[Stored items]
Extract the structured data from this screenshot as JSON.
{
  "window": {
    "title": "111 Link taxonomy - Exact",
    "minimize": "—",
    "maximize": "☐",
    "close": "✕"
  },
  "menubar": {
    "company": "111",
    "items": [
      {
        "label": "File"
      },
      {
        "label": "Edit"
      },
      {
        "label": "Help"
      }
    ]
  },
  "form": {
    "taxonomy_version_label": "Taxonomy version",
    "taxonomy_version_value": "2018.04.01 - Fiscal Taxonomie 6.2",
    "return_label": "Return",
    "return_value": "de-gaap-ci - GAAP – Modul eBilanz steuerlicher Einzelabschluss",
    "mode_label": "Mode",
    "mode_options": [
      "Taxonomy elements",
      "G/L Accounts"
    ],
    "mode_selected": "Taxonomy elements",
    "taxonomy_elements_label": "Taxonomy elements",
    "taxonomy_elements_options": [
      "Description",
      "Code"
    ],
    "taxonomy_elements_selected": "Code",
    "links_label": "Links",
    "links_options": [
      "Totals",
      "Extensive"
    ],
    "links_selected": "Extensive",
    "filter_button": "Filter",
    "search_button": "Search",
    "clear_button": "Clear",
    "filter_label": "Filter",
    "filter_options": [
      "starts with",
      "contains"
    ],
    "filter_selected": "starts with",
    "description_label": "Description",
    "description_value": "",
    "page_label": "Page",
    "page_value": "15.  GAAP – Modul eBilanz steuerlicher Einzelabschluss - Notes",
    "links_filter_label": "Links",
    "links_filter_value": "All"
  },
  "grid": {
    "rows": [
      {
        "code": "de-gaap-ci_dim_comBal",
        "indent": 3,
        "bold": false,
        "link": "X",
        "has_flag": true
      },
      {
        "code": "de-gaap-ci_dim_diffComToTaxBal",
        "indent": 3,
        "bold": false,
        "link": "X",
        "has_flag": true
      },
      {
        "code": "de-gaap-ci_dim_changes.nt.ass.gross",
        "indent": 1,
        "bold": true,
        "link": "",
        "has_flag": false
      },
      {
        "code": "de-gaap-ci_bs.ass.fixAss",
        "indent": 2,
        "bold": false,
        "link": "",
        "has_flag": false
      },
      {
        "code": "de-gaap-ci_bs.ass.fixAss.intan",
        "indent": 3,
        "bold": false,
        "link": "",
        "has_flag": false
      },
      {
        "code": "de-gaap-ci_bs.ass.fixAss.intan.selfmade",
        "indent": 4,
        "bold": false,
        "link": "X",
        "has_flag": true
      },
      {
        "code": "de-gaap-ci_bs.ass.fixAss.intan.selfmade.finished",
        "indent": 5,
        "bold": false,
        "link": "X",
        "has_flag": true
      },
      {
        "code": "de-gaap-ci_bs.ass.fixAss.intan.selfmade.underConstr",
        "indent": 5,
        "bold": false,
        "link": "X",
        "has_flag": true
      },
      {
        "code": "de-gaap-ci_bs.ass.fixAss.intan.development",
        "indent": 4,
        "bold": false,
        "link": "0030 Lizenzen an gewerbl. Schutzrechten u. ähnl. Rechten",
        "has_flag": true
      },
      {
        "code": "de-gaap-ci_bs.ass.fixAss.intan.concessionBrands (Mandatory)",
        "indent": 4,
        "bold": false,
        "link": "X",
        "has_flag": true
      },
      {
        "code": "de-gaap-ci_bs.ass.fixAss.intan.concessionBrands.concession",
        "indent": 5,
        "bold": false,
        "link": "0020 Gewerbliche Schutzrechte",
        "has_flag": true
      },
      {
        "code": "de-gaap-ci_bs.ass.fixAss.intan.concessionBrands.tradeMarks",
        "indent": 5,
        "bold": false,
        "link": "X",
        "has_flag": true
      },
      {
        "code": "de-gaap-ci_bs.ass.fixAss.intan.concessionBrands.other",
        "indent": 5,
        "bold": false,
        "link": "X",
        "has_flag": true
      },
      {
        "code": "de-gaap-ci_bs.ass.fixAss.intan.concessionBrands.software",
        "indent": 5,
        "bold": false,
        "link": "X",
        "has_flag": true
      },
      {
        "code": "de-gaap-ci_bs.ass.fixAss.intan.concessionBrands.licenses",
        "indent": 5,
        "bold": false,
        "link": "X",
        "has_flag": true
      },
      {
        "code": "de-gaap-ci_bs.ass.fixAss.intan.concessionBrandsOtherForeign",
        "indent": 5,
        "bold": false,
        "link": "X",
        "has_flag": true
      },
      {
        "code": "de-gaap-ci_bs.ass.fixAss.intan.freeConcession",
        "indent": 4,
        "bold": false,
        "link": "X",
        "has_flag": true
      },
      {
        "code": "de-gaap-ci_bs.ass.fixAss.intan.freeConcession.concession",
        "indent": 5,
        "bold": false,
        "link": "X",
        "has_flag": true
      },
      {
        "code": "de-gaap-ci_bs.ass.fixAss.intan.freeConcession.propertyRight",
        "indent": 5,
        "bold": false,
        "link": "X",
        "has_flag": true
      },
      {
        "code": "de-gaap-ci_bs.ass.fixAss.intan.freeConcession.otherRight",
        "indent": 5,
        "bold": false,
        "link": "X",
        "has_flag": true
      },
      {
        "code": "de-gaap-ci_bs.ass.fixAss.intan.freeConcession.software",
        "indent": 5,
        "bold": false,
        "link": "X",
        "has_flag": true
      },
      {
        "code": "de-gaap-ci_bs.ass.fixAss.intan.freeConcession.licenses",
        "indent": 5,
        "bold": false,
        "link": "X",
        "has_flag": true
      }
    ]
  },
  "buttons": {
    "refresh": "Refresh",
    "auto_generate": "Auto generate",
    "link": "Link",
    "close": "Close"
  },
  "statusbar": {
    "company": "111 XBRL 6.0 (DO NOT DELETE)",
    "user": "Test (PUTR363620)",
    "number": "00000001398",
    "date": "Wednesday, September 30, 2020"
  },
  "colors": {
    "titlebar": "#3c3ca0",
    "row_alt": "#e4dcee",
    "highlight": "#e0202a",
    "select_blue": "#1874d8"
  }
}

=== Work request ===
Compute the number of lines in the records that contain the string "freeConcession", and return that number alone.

=== Result ===
6